Areas are the lobby (kennels A01-A04), small kennels (inside the lobby building), 101-110 (front part of the 100 building), 111-120 (back part of the 100 building), (201-210 (front part of 200 building), 211-220 (back part of the 200 building), etc., and TLAC kennels. Note that the rate of adoptions by area relates correlates to proximity to the main lobby, with the exception of the back part of the 300 building which is worse than the entire 400 building and the front of the 500 building. Note also that TLAC adoption rates per kennel and days in shelter are even worse than the back part of the 500 building, which is the area used for dogs in ISO.
Cat Length of Stay Metrics
Cat Length of Stay By Age Group
As expected, kittens have the shortest length of stay. The apparent anomaly here is that adolescent cats (5 months to 1 year) have a longer length of stay than cats 1-5 years old. See the long stay chart below for a partial explanation of this.
Cat Population Percentages By Age Group
Kittens make up the large majority of the total adopted cat population, as expected. Note the small percentage of adolescent kittens (260 total vs. 3,272 for kittens)
Cat Length Of Stay For Long Stays
This chart shows average length of stay for long stays, where a long stay is defined as a cat with a length of stay 60 days or longer before being adopted. It shows a partial explanation for the longer-than-expected adoption times for adolescent cats. 20% of them (52 out of 260) have an average stay of 141 days. The other 80% have an average stay of 11 days.
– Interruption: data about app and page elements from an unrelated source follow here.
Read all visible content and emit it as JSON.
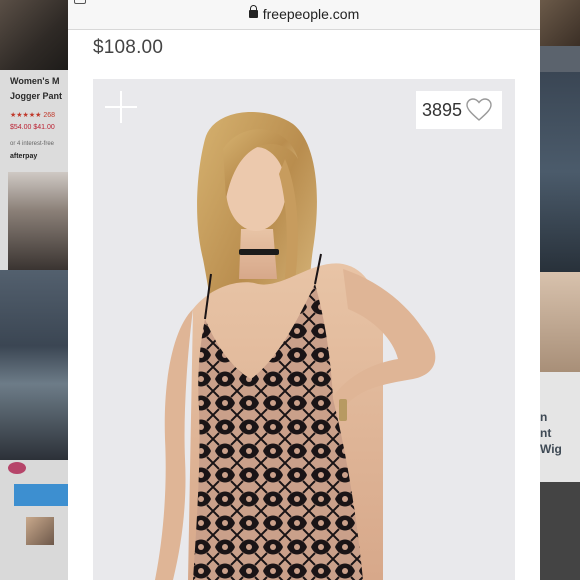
{
  "browser": {
    "url": "freepeople.com"
  },
  "product": {
    "price": "$108.00",
    "favorite_count": "3895"
  },
  "background_left": {
    "title_line1": "Women's M",
    "title_line2": "Jogger Pant",
    "rating_text": "★★★★★ 268",
    "price_text": "$54.00 $41.00",
    "installments_text": "or 4 interest-free",
    "afterpay_text": "afterpay"
  },
  "background_right": {
    "line1": "n",
    "line2": "nt",
    "line3": "Wig"
  },
  "icons": {
    "add": "plus-icon",
    "favorite": "heart-outline-icon",
    "secure": "lock-icon"
  },
  "colors": {
    "page_background": "#ffffff",
    "image_background": "#e9e9ec",
    "price_text": "#444444"
  }
}
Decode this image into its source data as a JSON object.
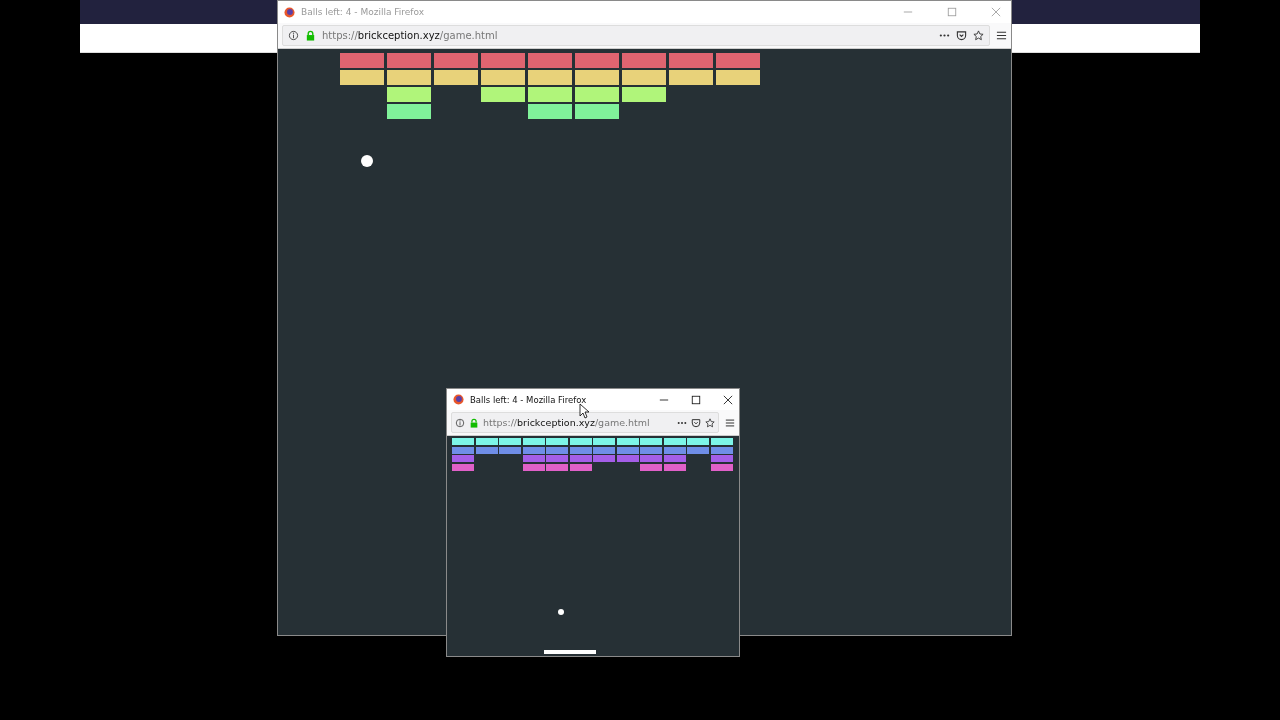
{
  "windows": [
    {
      "kind": "large",
      "active": false,
      "title": "Balls left: 4 - Mozilla Firefox",
      "url": {
        "scheme": "https://",
        "domain": "brickception.xyz",
        "path": "/game.html"
      },
      "brick_rows": [
        {
          "color": "#e06470",
          "bricks": [
            true,
            true,
            true,
            true,
            true,
            true,
            true,
            true,
            true
          ]
        },
        {
          "color": "#e8d27a",
          "bricks": [
            true,
            true,
            true,
            true,
            true,
            true,
            true,
            true,
            true
          ]
        },
        {
          "color": "#b0f57a",
          "bricks": [
            false,
            true,
            false,
            true,
            true,
            true,
            true,
            false,
            false
          ]
        },
        {
          "color": "#80f29a",
          "bricks": [
            false,
            true,
            false,
            false,
            true,
            true,
            false,
            false,
            false
          ]
        }
      ]
    },
    {
      "kind": "small",
      "active": true,
      "title": "Balls left: 4 - Mozilla Firefox",
      "url": {
        "scheme": "https://",
        "domain": "brickception.xyz",
        "path": "/game.html"
      },
      "brick_rows": [
        {
          "color": "#7df5e8",
          "bricks": [
            true,
            true,
            true,
            true,
            true,
            true,
            true,
            true,
            true,
            true,
            true,
            true
          ]
        },
        {
          "color": "#6f8ee8",
          "bricks": [
            true,
            true,
            true,
            true,
            true,
            true,
            true,
            true,
            true,
            true,
            true,
            true
          ]
        },
        {
          "color": "#a45ee8",
          "bricks": [
            true,
            false,
            false,
            true,
            true,
            true,
            true,
            true,
            true,
            true,
            false,
            true
          ]
        },
        {
          "color": "#e060c8",
          "bricks": [
            true,
            false,
            false,
            true,
            true,
            true,
            false,
            false,
            true,
            true,
            false,
            true
          ]
        }
      ]
    }
  ]
}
The data available does not allow us to explore this - is the reason medical, behavioral, or some other explanation? Note that 13% of kittens, 18% of cats between 1 and 5 years, and 20% of cats over 5 years are long stays.
This chart shows length of stay for cats adopted after spending less than 60 days in the shelter. Average length of stay for kittens who are not long stays is surprisingly high - 23 days. Are there medical reasons for this?
Adoptions by Day, FY 2014-2015
Percentage of Dogs Adopted By Day
Percentage of Cats Adopted By Day
The charts above show total adoptions for dogs and cats per day of the week from October 1, 2014 to September 30, 2015, first by totals and then by percentages.
- Saturday and Sunday are the two biggest adoption days, as you would expect.
- 41% of dog adoptions happen on the weekend.
- 44% of cat adoptions happen on the weekend.
- Monday is the busiest weekday for dogs.
- Tuesday is busiest weekday for cats.
- Wednesday, Thursday, and Friday are the slowest days for both dogs and cats
- Thursday is the slowest adoption day for both dogs and cats.
- 33% of dog adoptions happen on Wednesday/Thursday/Friday.
- 31% of cat adoptions happen on those days.